WORK TO BE COMPLETED :: Read the entries below and pull out each line with the string "anything".

EXERCISE DATA ::
○ ○ ○ ○

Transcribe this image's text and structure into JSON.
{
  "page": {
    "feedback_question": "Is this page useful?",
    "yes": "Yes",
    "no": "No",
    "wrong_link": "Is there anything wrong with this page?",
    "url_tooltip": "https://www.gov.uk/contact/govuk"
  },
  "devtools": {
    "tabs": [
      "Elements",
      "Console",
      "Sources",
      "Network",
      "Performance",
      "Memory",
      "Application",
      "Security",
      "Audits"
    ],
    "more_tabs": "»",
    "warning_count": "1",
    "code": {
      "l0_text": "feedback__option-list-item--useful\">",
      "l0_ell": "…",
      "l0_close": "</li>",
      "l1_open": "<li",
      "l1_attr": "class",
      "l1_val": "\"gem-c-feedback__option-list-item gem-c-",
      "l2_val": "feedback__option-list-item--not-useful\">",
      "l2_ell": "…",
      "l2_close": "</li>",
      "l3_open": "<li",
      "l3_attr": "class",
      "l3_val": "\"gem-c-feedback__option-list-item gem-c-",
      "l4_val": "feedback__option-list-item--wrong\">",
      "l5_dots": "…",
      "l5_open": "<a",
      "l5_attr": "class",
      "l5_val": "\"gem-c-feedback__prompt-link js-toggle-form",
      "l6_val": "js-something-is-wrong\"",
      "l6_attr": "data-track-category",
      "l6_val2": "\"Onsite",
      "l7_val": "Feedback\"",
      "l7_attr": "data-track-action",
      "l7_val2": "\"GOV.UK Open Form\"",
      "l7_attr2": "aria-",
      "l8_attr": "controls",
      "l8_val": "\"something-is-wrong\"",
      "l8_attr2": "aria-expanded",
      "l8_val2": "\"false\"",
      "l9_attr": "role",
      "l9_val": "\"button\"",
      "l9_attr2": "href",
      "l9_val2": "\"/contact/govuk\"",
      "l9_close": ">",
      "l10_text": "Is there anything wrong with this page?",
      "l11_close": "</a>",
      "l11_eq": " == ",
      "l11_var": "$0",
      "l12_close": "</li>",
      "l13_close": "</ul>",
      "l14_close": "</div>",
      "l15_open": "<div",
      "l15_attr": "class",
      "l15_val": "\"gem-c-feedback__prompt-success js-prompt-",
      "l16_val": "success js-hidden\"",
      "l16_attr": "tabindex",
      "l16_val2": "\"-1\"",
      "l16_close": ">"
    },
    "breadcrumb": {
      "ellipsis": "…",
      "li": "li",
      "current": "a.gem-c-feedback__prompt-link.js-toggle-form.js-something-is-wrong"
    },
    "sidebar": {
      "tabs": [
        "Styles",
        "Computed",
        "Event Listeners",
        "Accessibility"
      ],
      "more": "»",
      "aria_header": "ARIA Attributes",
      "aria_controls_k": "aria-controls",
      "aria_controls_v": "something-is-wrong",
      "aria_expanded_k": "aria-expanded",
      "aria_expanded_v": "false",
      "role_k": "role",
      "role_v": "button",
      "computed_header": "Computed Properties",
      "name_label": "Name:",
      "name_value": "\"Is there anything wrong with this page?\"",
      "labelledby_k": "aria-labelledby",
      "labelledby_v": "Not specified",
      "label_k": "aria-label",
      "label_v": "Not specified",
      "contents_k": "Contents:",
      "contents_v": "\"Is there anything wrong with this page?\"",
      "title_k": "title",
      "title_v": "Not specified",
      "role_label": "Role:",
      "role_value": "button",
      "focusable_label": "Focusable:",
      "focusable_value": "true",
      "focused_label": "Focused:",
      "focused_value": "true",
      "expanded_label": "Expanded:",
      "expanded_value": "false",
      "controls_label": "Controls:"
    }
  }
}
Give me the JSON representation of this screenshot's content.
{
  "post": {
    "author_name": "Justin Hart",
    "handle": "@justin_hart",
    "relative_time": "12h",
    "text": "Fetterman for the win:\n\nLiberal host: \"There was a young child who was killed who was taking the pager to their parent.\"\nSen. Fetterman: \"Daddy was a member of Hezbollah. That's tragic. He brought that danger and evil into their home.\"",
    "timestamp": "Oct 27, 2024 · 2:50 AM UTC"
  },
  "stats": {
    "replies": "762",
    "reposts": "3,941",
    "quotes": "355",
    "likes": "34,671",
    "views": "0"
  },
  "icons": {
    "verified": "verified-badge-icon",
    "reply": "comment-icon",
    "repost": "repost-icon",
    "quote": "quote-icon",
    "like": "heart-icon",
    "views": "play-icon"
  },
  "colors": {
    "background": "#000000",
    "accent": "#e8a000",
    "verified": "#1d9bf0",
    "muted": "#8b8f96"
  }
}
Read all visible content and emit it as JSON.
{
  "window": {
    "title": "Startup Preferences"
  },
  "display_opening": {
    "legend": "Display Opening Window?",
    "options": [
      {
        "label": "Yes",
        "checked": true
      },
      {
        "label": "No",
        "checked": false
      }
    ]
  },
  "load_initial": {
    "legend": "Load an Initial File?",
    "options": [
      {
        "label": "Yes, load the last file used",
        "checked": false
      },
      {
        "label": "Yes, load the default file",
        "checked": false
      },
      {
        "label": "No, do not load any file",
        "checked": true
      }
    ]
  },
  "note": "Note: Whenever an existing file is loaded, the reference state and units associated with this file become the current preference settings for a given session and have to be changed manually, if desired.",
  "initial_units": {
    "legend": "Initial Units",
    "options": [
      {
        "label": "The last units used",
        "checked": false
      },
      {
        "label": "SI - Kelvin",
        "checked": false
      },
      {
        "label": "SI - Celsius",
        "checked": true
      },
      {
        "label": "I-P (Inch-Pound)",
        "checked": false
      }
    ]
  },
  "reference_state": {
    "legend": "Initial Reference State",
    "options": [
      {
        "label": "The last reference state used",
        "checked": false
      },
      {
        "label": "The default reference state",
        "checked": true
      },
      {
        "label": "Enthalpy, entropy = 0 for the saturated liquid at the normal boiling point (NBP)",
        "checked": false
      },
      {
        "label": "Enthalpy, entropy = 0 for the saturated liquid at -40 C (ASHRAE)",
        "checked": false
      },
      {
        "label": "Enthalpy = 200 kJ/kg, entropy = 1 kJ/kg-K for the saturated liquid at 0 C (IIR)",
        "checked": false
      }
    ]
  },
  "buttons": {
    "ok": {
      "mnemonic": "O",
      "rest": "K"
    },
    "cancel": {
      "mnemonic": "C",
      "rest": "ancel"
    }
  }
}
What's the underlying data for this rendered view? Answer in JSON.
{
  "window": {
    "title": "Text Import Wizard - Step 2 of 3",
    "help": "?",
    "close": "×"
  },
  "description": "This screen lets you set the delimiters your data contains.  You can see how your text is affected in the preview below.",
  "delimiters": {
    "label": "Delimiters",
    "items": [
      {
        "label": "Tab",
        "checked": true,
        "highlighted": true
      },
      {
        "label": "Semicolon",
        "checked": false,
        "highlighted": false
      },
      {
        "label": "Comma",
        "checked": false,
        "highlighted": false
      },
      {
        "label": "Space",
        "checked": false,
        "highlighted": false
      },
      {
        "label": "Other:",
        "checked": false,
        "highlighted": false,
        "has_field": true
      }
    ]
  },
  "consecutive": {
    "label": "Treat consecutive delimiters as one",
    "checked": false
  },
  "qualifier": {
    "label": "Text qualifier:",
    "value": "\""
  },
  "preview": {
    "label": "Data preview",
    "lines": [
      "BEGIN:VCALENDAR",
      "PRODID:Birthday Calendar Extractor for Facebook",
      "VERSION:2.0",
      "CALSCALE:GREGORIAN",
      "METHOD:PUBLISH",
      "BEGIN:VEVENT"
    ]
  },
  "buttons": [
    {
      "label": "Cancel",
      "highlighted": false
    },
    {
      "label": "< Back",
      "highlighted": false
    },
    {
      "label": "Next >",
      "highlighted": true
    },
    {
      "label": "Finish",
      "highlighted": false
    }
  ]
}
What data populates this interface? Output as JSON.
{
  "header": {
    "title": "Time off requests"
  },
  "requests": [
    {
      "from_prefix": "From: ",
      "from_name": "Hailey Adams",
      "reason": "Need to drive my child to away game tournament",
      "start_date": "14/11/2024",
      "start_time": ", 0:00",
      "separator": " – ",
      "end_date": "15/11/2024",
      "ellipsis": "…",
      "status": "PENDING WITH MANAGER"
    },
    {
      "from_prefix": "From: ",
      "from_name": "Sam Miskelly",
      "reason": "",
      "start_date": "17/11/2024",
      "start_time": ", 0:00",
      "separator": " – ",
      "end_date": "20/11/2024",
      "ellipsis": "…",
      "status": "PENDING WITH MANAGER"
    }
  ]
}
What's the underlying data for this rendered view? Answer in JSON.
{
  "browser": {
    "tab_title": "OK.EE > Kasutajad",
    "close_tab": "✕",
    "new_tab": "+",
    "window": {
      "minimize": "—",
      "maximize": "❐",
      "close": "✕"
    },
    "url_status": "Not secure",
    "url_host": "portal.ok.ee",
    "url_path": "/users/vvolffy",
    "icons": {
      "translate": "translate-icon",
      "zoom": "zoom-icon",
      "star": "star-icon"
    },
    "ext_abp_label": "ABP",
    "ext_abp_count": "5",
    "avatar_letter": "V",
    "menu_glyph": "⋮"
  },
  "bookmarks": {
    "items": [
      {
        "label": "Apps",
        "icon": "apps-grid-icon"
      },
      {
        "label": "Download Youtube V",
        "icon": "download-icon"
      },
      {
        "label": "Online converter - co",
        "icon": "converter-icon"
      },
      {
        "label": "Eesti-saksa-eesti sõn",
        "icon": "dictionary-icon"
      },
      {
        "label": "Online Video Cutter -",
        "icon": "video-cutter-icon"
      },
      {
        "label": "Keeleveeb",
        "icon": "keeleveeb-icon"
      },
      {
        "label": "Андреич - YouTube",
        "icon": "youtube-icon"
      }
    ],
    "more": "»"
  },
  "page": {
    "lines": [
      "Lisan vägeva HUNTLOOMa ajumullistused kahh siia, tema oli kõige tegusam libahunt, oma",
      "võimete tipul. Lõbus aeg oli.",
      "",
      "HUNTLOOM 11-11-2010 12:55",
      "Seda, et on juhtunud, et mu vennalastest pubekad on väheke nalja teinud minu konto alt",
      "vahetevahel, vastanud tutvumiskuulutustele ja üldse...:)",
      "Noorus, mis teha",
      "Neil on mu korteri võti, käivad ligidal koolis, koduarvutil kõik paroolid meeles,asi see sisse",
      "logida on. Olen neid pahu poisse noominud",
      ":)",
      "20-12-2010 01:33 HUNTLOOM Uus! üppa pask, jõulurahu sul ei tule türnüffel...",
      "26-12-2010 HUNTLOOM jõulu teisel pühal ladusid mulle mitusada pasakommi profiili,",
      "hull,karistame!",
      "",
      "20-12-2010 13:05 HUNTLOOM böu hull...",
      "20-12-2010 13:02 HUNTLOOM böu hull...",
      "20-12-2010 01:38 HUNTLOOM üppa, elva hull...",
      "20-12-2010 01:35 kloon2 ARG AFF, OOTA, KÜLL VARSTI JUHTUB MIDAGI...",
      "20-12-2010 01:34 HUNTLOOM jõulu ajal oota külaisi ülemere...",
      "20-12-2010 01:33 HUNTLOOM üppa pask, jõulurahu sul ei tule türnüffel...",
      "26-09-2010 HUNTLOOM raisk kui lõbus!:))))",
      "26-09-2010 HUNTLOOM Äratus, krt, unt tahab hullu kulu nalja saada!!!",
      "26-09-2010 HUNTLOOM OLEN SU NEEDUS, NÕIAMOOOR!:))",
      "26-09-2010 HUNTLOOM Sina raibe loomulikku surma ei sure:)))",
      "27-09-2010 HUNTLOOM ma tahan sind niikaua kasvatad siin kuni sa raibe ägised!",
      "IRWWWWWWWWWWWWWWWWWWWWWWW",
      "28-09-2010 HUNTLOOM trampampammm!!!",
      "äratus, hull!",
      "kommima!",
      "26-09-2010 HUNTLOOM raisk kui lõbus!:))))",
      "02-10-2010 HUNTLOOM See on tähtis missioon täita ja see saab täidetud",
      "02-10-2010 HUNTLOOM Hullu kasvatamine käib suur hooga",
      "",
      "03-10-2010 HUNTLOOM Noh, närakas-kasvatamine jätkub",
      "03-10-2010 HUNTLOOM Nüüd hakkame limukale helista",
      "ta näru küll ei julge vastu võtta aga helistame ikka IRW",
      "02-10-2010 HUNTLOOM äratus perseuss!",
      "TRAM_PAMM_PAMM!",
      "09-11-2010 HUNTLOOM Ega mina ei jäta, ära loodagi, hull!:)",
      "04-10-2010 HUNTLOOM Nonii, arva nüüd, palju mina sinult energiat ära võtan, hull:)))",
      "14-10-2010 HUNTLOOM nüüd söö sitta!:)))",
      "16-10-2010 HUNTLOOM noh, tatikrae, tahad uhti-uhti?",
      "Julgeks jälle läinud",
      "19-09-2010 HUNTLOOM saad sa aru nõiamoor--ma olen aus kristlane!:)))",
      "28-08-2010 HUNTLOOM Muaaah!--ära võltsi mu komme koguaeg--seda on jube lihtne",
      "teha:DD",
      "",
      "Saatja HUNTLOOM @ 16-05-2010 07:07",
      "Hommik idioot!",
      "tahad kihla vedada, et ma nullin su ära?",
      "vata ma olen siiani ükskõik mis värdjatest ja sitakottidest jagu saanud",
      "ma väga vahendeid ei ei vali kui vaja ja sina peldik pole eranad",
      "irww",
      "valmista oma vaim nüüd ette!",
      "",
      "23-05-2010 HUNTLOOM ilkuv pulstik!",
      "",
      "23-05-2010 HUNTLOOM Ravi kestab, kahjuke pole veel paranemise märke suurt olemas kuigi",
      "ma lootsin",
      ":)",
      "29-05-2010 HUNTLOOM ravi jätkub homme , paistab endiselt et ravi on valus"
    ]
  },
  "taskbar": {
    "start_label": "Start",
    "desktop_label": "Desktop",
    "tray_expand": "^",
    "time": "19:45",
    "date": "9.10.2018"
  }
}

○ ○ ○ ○

WORKED SOLUTION ::
    "wrong_link": "Is there anything wrong with this page?",
      "l10_text": "Is there anything wrong with this page?",
      "name_value": "\"Is there anything wrong with this page?\"",
      "contents_v": "\"Is there anything wrong with this page?\"",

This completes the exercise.